**WHAT YOU NEED TO DO:** Search through the entries for the word "title" and copy every line that has it.

**GIVEN ENTRIES:**
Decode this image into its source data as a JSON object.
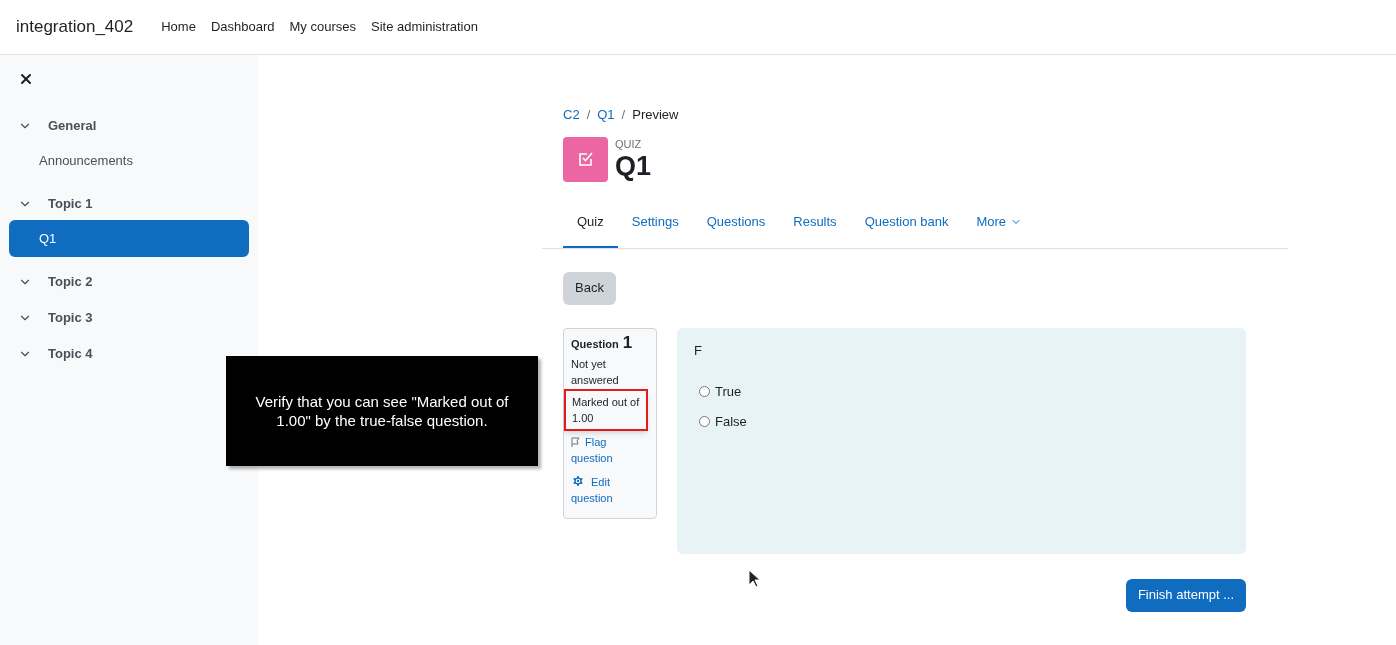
{
  "navbar": {
    "site_name": "integration_402",
    "links": [
      "Home",
      "Dashboard",
      "My courses",
      "Site administration"
    ]
  },
  "sidebar": {
    "sections": [
      {
        "title": "General",
        "items": [
          {
            "label": "Announcements",
            "selected": false
          }
        ]
      },
      {
        "title": "Topic 1",
        "items": [
          {
            "label": "Q1",
            "selected": true
          }
        ]
      },
      {
        "title": "Topic 2"
      },
      {
        "title": "Topic 3"
      },
      {
        "title": "Topic 4"
      }
    ]
  },
  "breadcrumb": [
    {
      "label": "C2",
      "kind": "link"
    },
    {
      "label": "/",
      "kind": "separator"
    },
    {
      "label": "Q1",
      "kind": "link"
    },
    {
      "label": "/",
      "kind": "separator"
    },
    {
      "label": "Preview",
      "kind": "current"
    }
  ],
  "header": {
    "kind_label": "QUIZ",
    "title": "Q1"
  },
  "tabs": [
    {
      "label": "Quiz",
      "selected": true,
      "dropdown": false
    },
    {
      "label": "Settings",
      "selected": false,
      "dropdown": false
    },
    {
      "label": "Questions",
      "selected": false,
      "dropdown": false
    },
    {
      "label": "Results",
      "selected": false,
      "dropdown": false
    },
    {
      "label": "Question bank",
      "selected": false,
      "dropdown": false
    },
    {
      "label": "More",
      "selected": false,
      "dropdown": true
    }
  ],
  "back_button": "Back",
  "question_info": {
    "label": "Question",
    "number": "1",
    "status": "Not yet answered",
    "mark": "Marked out of 1.00",
    "mark_highlighted": true,
    "flag_link": "Flag question",
    "edit_link": "Edit question"
  },
  "question": {
    "text": "F",
    "options": [
      {
        "label": "True",
        "checked": false
      },
      {
        "label": "False",
        "checked": false
      }
    ]
  },
  "finish_button": "Finish attempt ...",
  "tooltip": "Verify that you can see \"Marked out of 1.00\" by the true-false question."
}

**SOLUTION TO THE EXERCISE:**
        "title": "General",
        "title": "Topic 1",
        "title": "Topic 2"
        "title": "Topic 3"
        "title": "Topic 4"
    "title": "Q1"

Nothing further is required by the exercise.